** Aim of the exercise **
Repeat the lines below exactly as they appear, but leave out the images.

** Material to process **
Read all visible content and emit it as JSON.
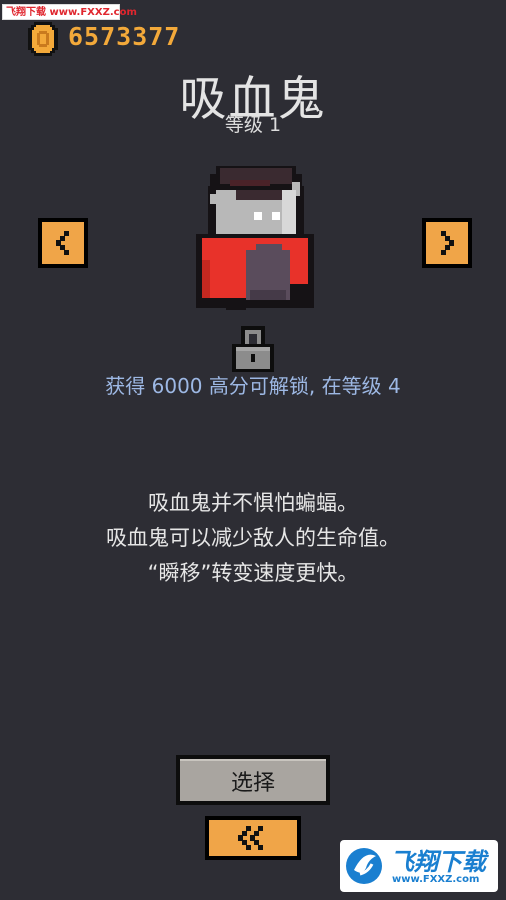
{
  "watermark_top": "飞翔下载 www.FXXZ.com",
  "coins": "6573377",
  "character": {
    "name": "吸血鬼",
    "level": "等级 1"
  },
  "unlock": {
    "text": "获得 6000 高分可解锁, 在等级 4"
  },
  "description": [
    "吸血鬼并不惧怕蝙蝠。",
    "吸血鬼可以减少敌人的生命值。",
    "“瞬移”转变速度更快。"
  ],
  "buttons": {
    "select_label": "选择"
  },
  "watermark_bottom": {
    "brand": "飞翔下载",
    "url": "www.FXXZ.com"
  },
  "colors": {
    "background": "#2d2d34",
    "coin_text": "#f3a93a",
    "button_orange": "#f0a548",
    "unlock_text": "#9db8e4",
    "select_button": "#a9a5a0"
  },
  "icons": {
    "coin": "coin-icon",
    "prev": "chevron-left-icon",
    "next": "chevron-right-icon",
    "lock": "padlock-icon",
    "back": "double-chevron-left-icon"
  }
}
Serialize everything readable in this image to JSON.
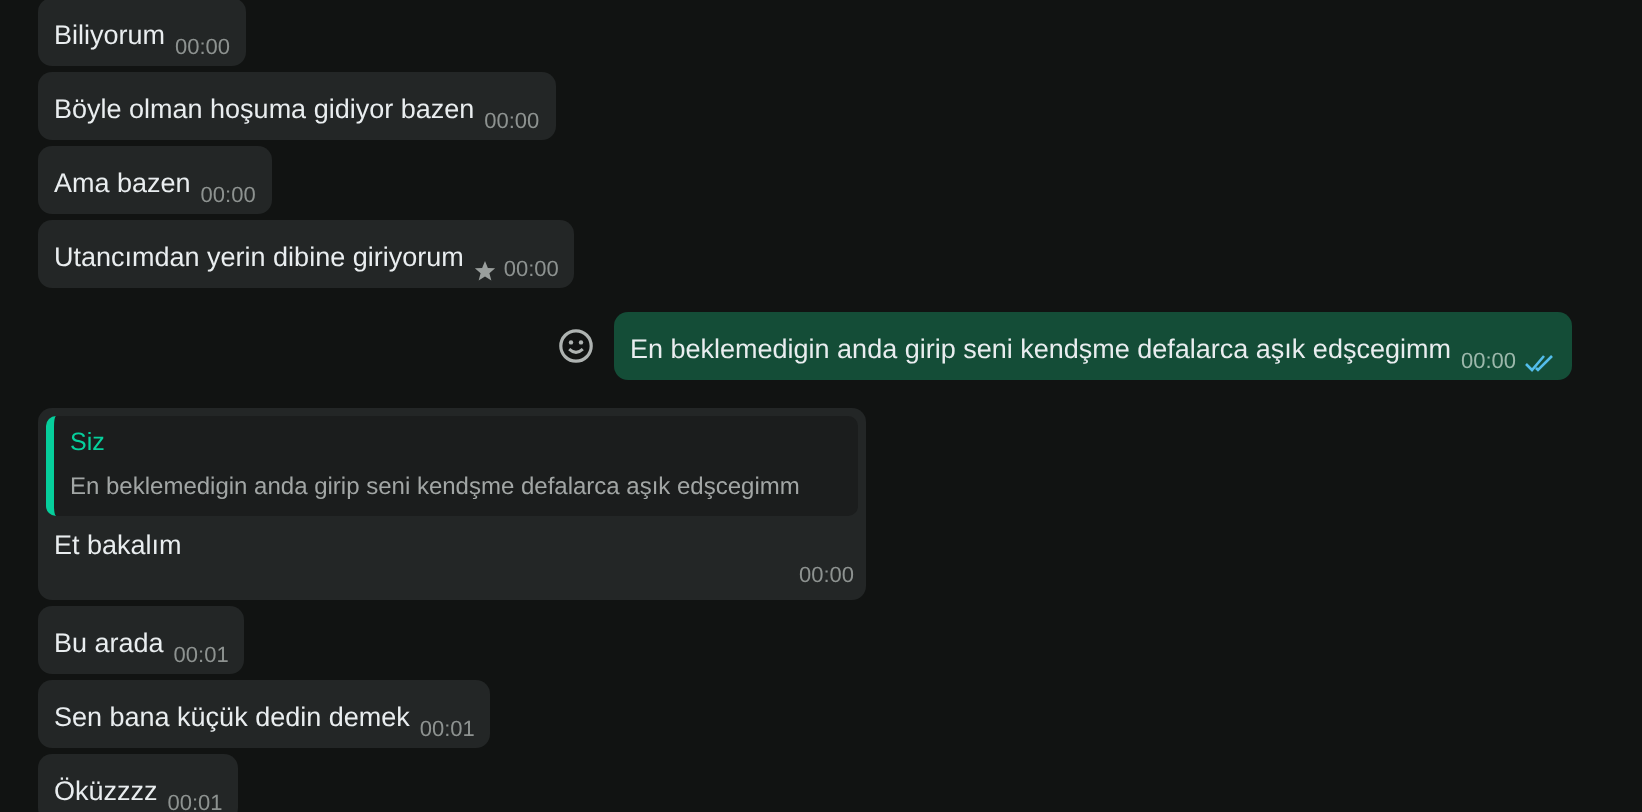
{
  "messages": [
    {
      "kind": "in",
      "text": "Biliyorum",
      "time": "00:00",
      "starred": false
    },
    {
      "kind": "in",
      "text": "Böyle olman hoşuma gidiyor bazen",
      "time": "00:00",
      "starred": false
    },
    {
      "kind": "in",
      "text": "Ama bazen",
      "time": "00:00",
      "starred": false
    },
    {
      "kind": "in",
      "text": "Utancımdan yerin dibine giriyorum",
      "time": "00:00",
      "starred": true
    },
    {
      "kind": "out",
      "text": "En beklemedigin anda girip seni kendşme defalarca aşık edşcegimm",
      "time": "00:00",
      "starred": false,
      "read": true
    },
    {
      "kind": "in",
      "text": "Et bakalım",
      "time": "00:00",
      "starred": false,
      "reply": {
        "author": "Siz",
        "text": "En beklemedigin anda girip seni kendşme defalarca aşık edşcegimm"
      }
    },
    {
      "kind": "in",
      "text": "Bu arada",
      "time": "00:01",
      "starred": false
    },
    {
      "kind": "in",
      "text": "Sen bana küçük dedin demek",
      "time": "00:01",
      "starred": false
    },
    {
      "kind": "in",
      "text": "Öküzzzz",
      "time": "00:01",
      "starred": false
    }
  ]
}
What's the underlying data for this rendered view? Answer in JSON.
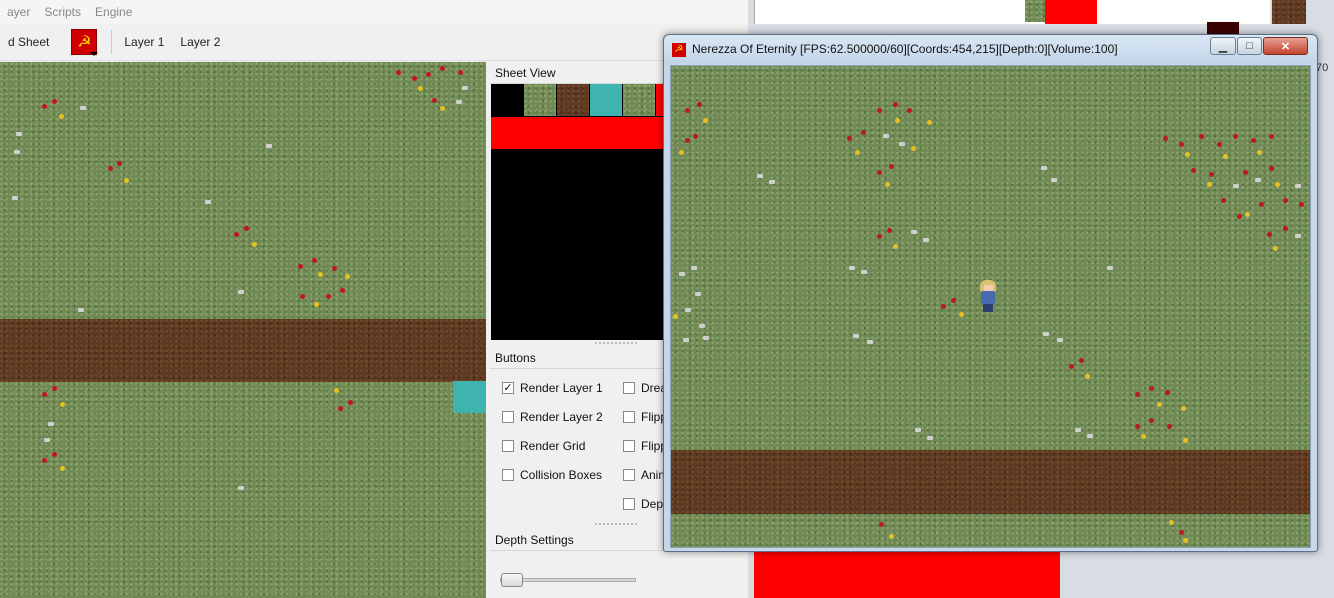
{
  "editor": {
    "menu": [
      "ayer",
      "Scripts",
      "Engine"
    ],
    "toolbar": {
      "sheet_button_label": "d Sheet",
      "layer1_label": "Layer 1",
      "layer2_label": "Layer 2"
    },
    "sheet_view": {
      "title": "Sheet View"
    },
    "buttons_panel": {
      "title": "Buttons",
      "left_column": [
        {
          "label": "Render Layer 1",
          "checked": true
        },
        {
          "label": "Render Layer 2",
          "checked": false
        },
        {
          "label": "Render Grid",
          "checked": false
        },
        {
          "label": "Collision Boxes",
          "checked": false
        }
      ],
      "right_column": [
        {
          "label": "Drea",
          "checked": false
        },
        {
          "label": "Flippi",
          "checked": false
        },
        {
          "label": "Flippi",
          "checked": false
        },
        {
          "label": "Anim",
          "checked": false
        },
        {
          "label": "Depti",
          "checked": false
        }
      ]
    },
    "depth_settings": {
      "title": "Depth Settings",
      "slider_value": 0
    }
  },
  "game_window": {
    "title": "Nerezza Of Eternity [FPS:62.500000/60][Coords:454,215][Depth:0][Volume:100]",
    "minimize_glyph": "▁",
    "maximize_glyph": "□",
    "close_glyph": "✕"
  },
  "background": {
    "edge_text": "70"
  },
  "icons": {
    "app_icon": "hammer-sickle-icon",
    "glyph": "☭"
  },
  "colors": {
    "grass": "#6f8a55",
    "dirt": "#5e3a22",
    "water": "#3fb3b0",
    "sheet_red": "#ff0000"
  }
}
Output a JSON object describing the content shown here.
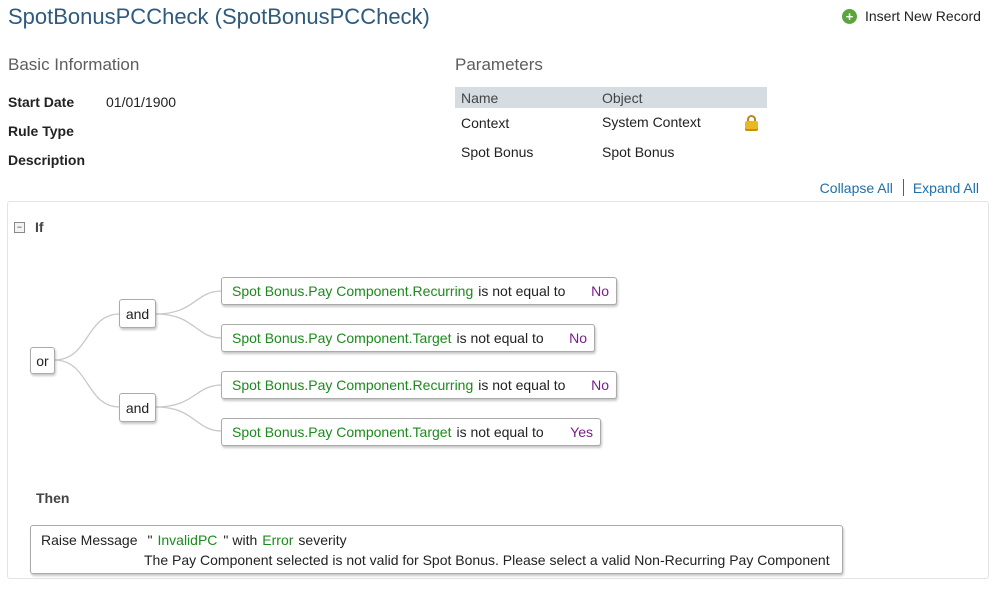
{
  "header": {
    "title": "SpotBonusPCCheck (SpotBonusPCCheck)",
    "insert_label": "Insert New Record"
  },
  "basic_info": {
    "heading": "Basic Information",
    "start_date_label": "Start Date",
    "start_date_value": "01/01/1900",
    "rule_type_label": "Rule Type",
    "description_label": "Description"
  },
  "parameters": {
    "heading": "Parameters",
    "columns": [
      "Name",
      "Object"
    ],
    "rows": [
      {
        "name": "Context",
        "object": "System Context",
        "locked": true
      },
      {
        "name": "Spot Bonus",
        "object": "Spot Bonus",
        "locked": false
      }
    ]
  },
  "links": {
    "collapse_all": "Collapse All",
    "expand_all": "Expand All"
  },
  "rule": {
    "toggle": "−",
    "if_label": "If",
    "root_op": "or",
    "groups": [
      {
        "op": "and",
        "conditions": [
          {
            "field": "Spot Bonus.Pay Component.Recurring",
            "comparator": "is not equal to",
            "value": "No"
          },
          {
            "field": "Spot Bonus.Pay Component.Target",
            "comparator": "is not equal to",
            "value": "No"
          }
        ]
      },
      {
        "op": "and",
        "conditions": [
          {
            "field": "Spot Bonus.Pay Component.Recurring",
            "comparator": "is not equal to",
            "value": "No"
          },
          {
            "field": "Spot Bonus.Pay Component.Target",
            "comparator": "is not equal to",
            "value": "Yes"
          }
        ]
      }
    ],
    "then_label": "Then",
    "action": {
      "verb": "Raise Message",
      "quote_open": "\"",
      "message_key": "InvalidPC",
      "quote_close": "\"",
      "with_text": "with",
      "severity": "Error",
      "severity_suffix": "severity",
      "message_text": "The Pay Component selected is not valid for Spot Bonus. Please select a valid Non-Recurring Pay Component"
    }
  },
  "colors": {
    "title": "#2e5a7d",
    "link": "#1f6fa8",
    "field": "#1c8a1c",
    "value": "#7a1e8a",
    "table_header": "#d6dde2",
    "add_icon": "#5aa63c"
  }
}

** Answer section **
Read all visible content and emit it as JSON.
{
  "watermark_top": "飞翔下载 www.FXXZ.com",
  "coins": "6573377",
  "character": {
    "name": "吸血鬼",
    "level": "等级 1"
  },
  "unlock": {
    "text": "获得 6000 高分可解锁, 在等级 4"
  },
  "description": [
    "吸血鬼并不惧怕蝙蝠。",
    "吸血鬼可以减少敌人的生命值。",
    "“瞬移”转变速度更快。"
  ],
  "buttons": {
    "select_label": "选择"
  },
  "watermark_bottom": {
    "brand": "飞翔下载",
    "url": "www.FXXZ.com"
  },
  "colors": {
    "background": "#2d2d34",
    "coin_text": "#f3a93a",
    "button_orange": "#f0a548",
    "unlock_text": "#9db8e4",
    "select_button": "#a9a5a0"
  },
  "icons": {
    "coin": "coin-icon",
    "prev": "chevron-left-icon",
    "next": "chevron-right-icon",
    "lock": "padlock-icon",
    "back": "double-chevron-left-icon"
  }
}
Serialize everything readable in this image to JSON.
{
  "messages": [
    {
      "kind": "in",
      "text": "Biliyorum",
      "time": "00:00",
      "starred": false
    },
    {
      "kind": "in",
      "text": "Böyle olman hoşuma gidiyor bazen",
      "time": "00:00",
      "starred": false
    },
    {
      "kind": "in",
      "text": "Ama bazen",
      "time": "00:00",
      "starred": false
    },
    {
      "kind": "in",
      "text": "Utancımdan yerin dibine giriyorum",
      "time": "00:00",
      "starred": true
    },
    {
      "kind": "out",
      "text": "En beklemedigin anda girip seni kendşme defalarca aşık edşcegimm",
      "time": "00:00",
      "starred": false,
      "read": true
    },
    {
      "kind": "in",
      "text": "Et bakalım",
      "time": "00:00",
      "starred": false,
      "reply": {
        "author": "Siz",
        "text": "En beklemedigin anda girip seni kendşme defalarca aşık edşcegimm"
      }
    },
    {
      "kind": "in",
      "text": "Bu arada",
      "time": "00:01",
      "starred": false
    },
    {
      "kind": "in",
      "text": "Sen bana küçük dedin demek",
      "time": "00:01",
      "starred": false
    },
    {
      "kind": "in",
      "text": "Öküzzzz",
      "time": "00:01",
      "starred": false
    }
  ]
}
What's the underlying data for this rendered view? Answer in JSON.
{
  "editor": {
    "menu": [
      "ayer",
      "Scripts",
      "Engine"
    ],
    "toolbar": {
      "sheet_button_label": "d Sheet",
      "layer1_label": "Layer 1",
      "layer2_label": "Layer 2"
    },
    "sheet_view": {
      "title": "Sheet View"
    },
    "buttons_panel": {
      "title": "Buttons",
      "left_column": [
        {
          "label": "Render Layer 1",
          "checked": true
        },
        {
          "label": "Render Layer 2",
          "checked": false
        },
        {
          "label": "Render Grid",
          "checked": false
        },
        {
          "label": "Collision Boxes",
          "checked": false
        }
      ],
      "right_column": [
        {
          "label": "Drea",
          "checked": false
        },
        {
          "label": "Flippi",
          "checked": false
        },
        {
          "label": "Flippi",
          "checked": false
        },
        {
          "label": "Anim",
          "checked": false
        },
        {
          "label": "Depti",
          "checked": false
        }
      ]
    },
    "depth_settings": {
      "title": "Depth Settings",
      "slider_value": 0
    }
  },
  "game_window": {
    "title": "Nerezza Of Eternity [FPS:62.500000/60][Coords:454,215][Depth:0][Volume:100]",
    "minimize_glyph": "▁",
    "maximize_glyph": "□",
    "close_glyph": "✕"
  },
  "background": {
    "edge_text": "70"
  },
  "icons": {
    "app_icon": "hammer-sickle-icon",
    "glyph": "☭"
  },
  "colors": {
    "grass": "#6f8a55",
    "dirt": "#5e3a22",
    "water": "#3fb3b0",
    "sheet_red": "#ff0000"
  }
}
Output a JSON object describing the content shown here.
{
  "header": {
    "title": "SpotBonusPCCheck (SpotBonusPCCheck)",
    "insert_label": "Insert New Record"
  },
  "basic_info": {
    "heading": "Basic Information",
    "start_date_label": "Start Date",
    "start_date_value": "01/01/1900",
    "rule_type_label": "Rule Type",
    "description_label": "Description"
  },
  "parameters": {
    "heading": "Parameters",
    "columns": [
      "Name",
      "Object"
    ],
    "rows": [
      {
        "name": "Context",
        "object": "System Context",
        "locked": true
      },
      {
        "name": "Spot Bonus",
        "object": "Spot Bonus",
        "locked": false
      }
    ]
  },
  "links": {
    "collapse_all": "Collapse All",
    "expand_all": "Expand All"
  },
  "rule": {
    "toggle": "−",
    "if_label": "If",
    "root_op": "or",
    "groups": [
      {
        "op": "and",
        "conditions": [
          {
            "field": "Spot Bonus.Pay Component.Recurring",
            "comparator": "is not equal to",
            "value": "No"
          },
          {
            "field": "Spot Bonus.Pay Component.Target",
            "comparator": "is not equal to",
            "value": "No"
          }
        ]
      },
      {
        "op": "and",
        "conditions": [
          {
            "field": "Spot Bonus.Pay Component.Recurring",
            "comparator": "is not equal to",
            "value": "No"
          },
          {
            "field": "Spot Bonus.Pay Component.Target",
            "comparator": "is not equal to",
            "value": "Yes"
          }
        ]
      }
    ],
    "then_label": "Then",
    "action": {
      "verb": "Raise Message",
      "quote_open": "\"",
      "message_key": "InvalidPC",
      "quote_close": "\"",
      "with_text": "with",
      "severity": "Error",
      "severity_suffix": "severity",
      "message_text": "The Pay Component selected is not valid for Spot Bonus. Please select a valid Non-Recurring Pay Component"
    }
  },
  "colors": {
    "title": "#2e5a7d",
    "link": "#1f6fa8",
    "field": "#1c8a1c",
    "value": "#7a1e8a",
    "table_header": "#d6dde2",
    "add_icon": "#5aa63c"
  }
}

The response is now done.